Aussie Bears at Odds With Rate Traders as Kiwi Parity Loomsby
Slide contrasts with bets N.Z. cash rate premium to shrink
Nomura, ANZ advising clients to buy Aussie versus kiwi
It looks like one of them has to be wrong. As Australian dollar bears bash the currency towards a record low of parity against its New Zealand counterpart, swaps traders are betting the interest-rate premium for the kiwi over the Aussie will shrink.
The Reserve Bank of New Zealand is seen as likely to cut its cash rate more aggressively than the Australian central bank in money markets that are pricing in a 44 basis point premium in the next six months, down from 50 now. At the start of this year, traders had seen the gap expanding to 72 basis points within 12 months. Yet, the Aussie has fallen more than 3 percent this year, prompting Nomura Holdings Inc. to predict a reversal.
“There appears to be an unusual divergence between Australian and New Zealand short-end interest rates and the Aussie-kiwi cross,” said Andrew Ticehurst, a strategist at Nomura in Sydney, “We believe the currency cross is too low, and this is one of our preferred foreign-exchange trade ideas over the balance of the year.” Nomura is advising clients to buy the Aussie versus the kiwi.
The two currencies have never converged since they were freely floated in the mid-1980s. They came close in April last year when the Aussie fell below NZ$1.01, only for the Australian dollar to rebound to a nearly 20-month high by June 2015. The kiwi is flirting with parity once again -- touching a more than one-year peak of NZ$1.0238 per Aussie on Sept. 14 amid rising dairy prices, surging immigration and stronger economic data.
The Aussie fell 0.2 percent to NZ$1.0312 as of 12:21 p.m. in Sydney on Tuesday.
New Zealand’s economy, among the strongest in the developed world, expanded 3.6 percent in the second quarter from a year earlier. That’s the fastest annual pace in two years as construction boomed and manufacturing revived. Whole milk powder prices have rebounded 75 percent from a more than a decade low touched last year, according Fonterra GlobalDairyTrade auction data. While Australia’s economy expanded 3.3 percent in the second quarter, the fastest annual pace in four years, it has struggled to generate the sort of job or wage gains seen across the Tasman Sea.
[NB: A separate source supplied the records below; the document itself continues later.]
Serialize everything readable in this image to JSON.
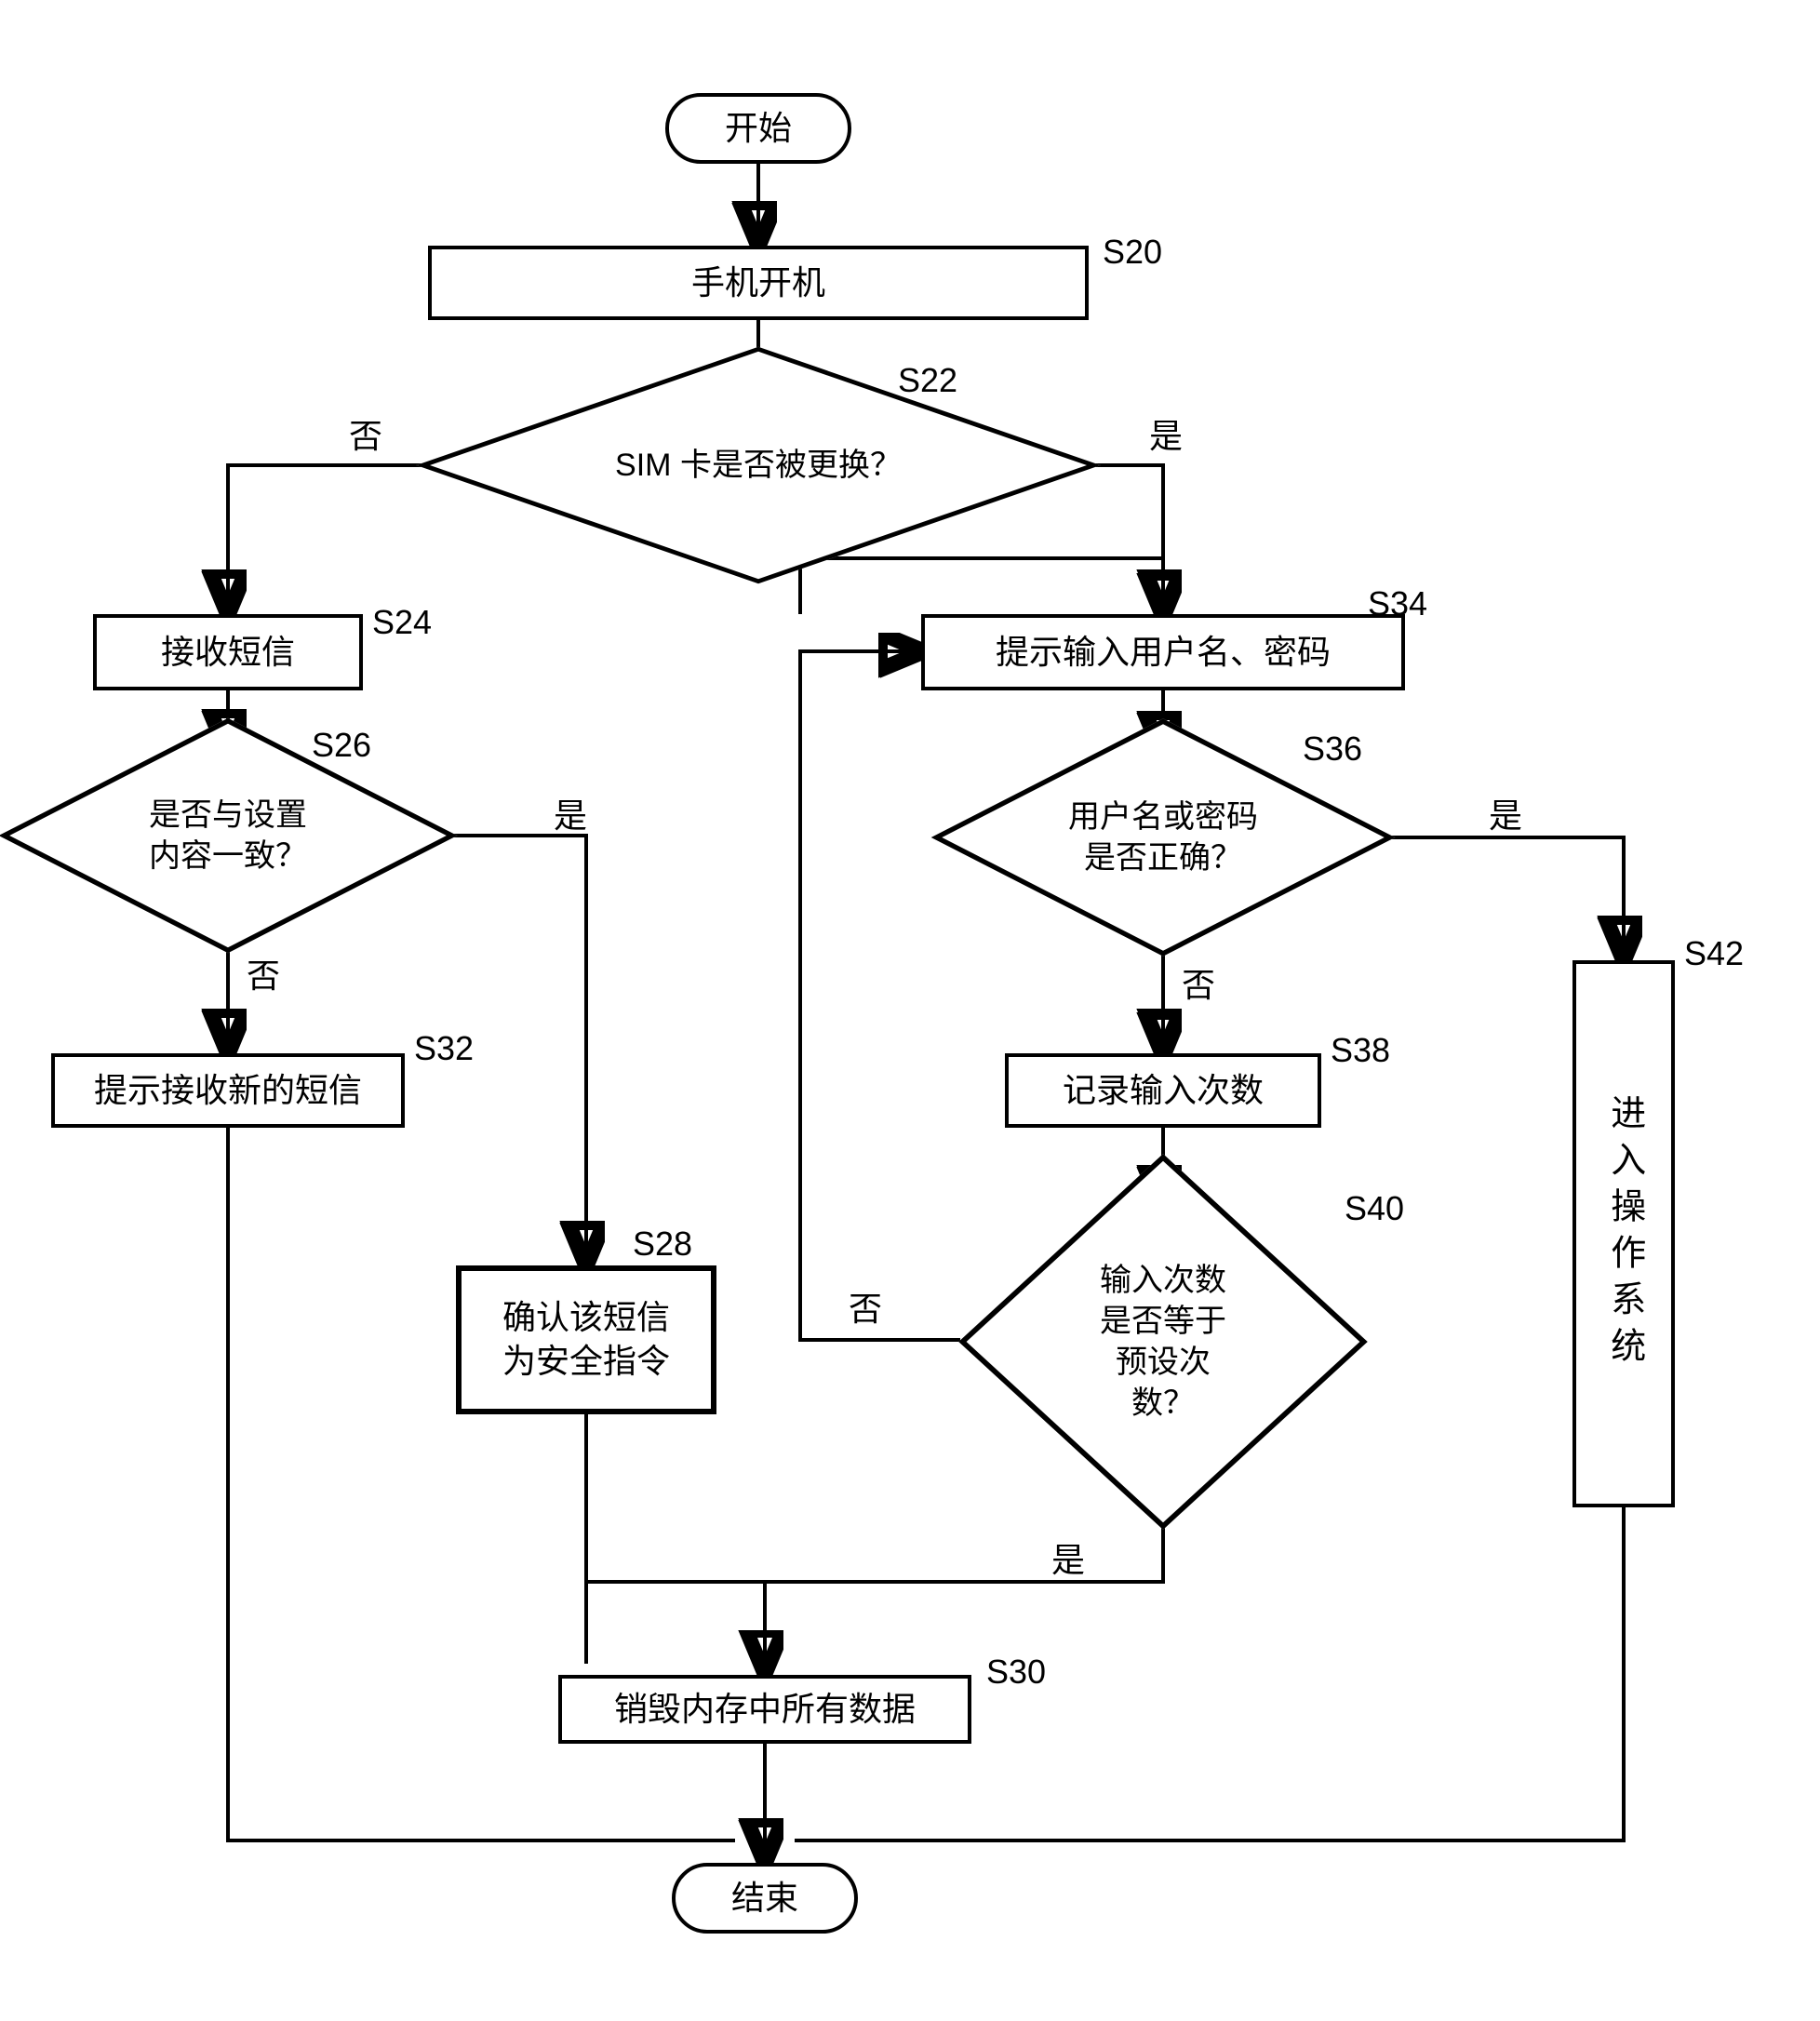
{
  "nodes": {
    "start": "开始",
    "end": "结束",
    "s20": "手机开机",
    "s22": "SIM 卡是否被更换？",
    "s24": "接收短信",
    "s26": "是否与设置\n内容一致？",
    "s28": "确认该短信\n为安全指令",
    "s30": "销毁内存中所有数据",
    "s32": "提示接收新的短信",
    "s34": "提示输入用户名、密码",
    "s36": "用户名或密码\n是否正确？",
    "s38": "记录输入次数",
    "s40": "输入次数\n是否等于\n预设次\n数？",
    "s42": "进入操作系统"
  },
  "steps": {
    "s20": "S20",
    "s22": "S22",
    "s24": "S24",
    "s26": "S26",
    "s28": "S28",
    "s30": "S30",
    "s32": "S32",
    "s34": "S34",
    "s36": "S36",
    "s38": "S38",
    "s40": "S40",
    "s42": "S42"
  },
  "edges": {
    "yes": "是",
    "no": "否"
  }
}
The factors that have spurred the kiwi have given it a “relative image upgrade,” though their ability to boost the kiwi further are limited, said Daniel Been, Sydney-based head of foreign-exchange research at Australia & New Zealand Banking Group Ltd.
“We think we are at levels that present value, and continue to recommend that corporates or investors with a medium-term horizon begin to accumulate the Aussie,” he said. “However, on a tactical basis we are not ready to become outright bullish on a spot basis. Sentiment looks to be one of the primary drivers of the cross and while that is the case, overshoots are still possible.”
Swaps are pricing in an even chance that the RBNZ will reduce its benchmark by the end of the year, while the probability of a RBA cut in the same period stands at 26 percent, according data compiled by Bloomberg.
“The RBNZ has explicitly signaled another cut while the Reserve Bank of Australia hasn’t and as a result markets are pricing in a certain chance of a New Zealand rate reduction by early 2017, and for Australia it is under half,” said Imre Speizer, a market strategist at Westpac Banking Corp. in Wellington. “If both these expectations play out then the Aussie-kiwi cross should rise. However, in the near term there remains some uncertainty about these events and that, along with the continuing run of good economic news in New Zealand will keep downward pressure on the cross.”